Vacuum energy changes during cosmological phase transitions and becomes relatively important at epochs just before phase transitions. For a viable cosmology the vacuum energy just after a phase transition must be set by the critical temperature of the next phase transition, which exposes the cosmological constant problem from a different angle. Here we propose to experimentally test the properties of vacuum energy under circumstances different from our current vacuum. One promising avenue is to consider the effect of high density phases of QCD in neutron stars. Such phases have different vacuum expectation values and a different vacuum energy from the normal phase, which can contribute an order one fraction to the mass of neutron stars.

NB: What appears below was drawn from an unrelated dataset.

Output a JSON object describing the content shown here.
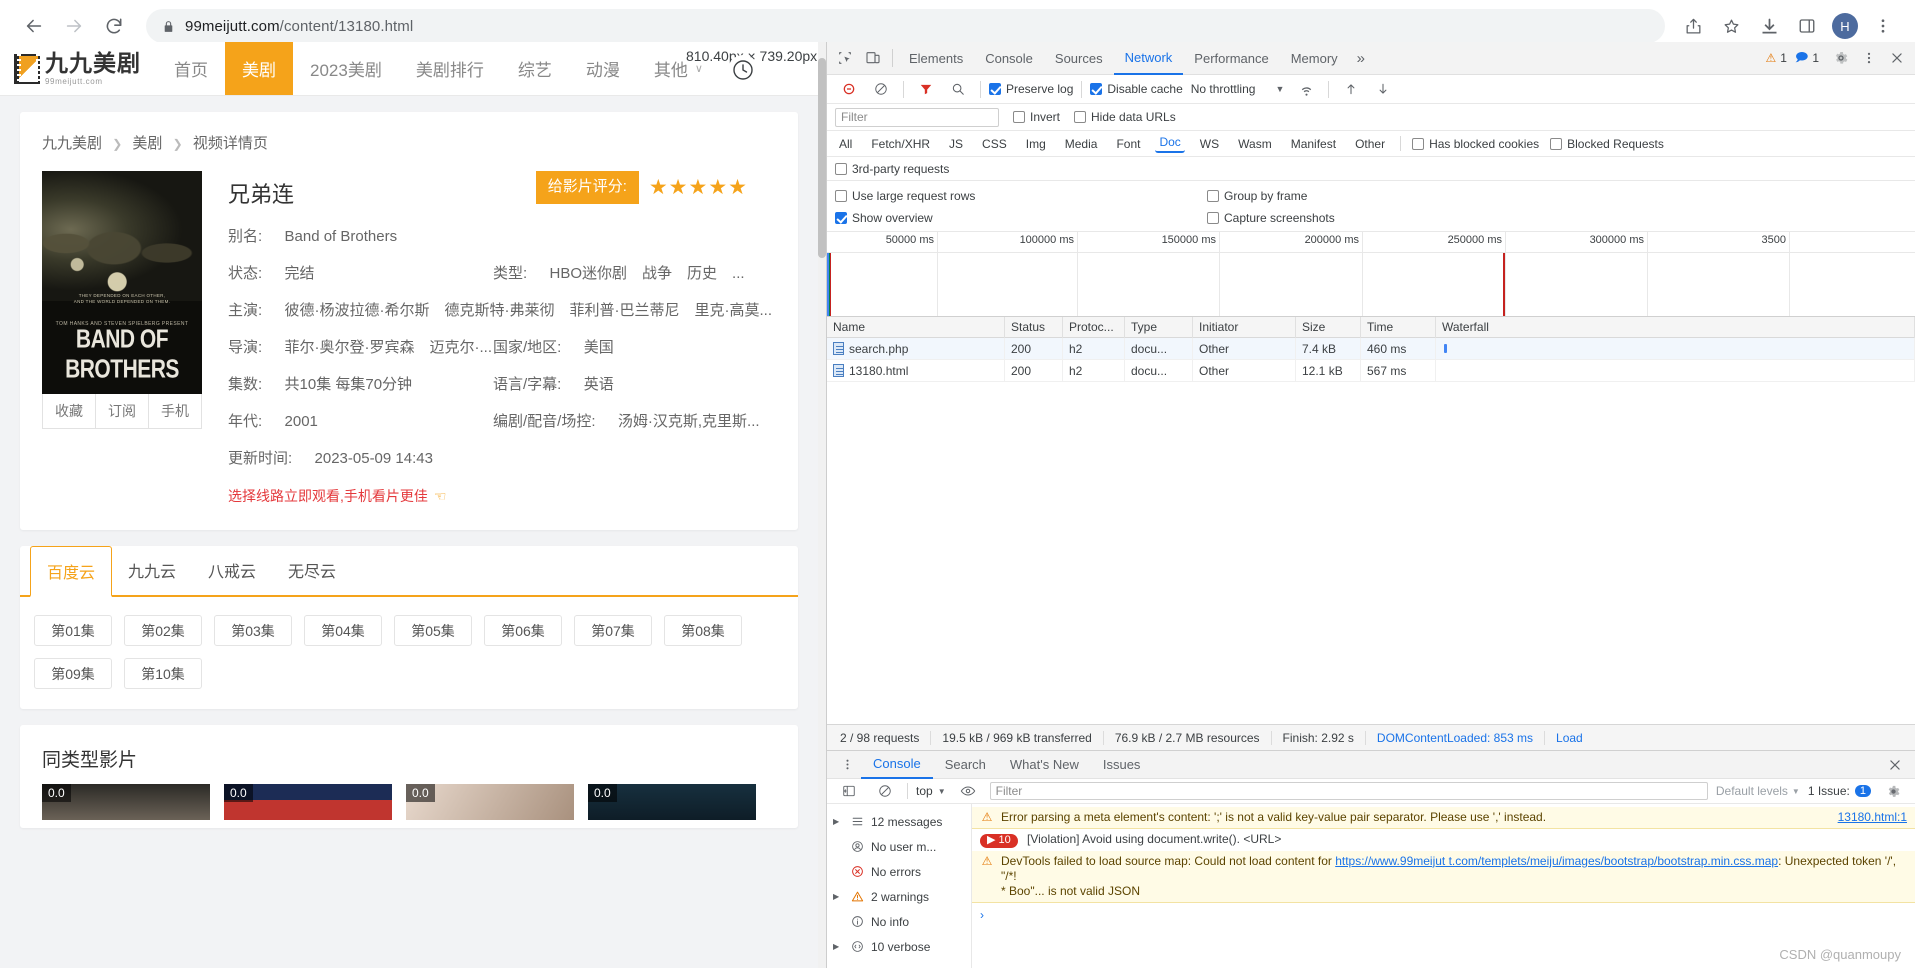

Precise observations of the mass of neutron stars can potentially yield information about the gravitational properties of vacuum energy, which can significantly affect their mass-radius relation. A more direct test of cosmic evolution of vacuum energy could be inferred from a precise observation of the primordial gravitational wave spectrum at frequencies corresponding to phase transitions. While traditional cosmology predicts steps in the spectrum determined by the number of degrees of freedom both for the QCD and electroweak phase transitions, an adjustment mechanism for vacuum energy could significantly change this. In addition, there might be other phase transitions where the effect of vacuum energy could show up as a peak in the spectrum.
- Beyond Standard Model
- Cosmology of Theories beyond the SM
- Quark Masses and SM Parameters
ASJC Scopus subject areas
- Nuclear and High Energy Physics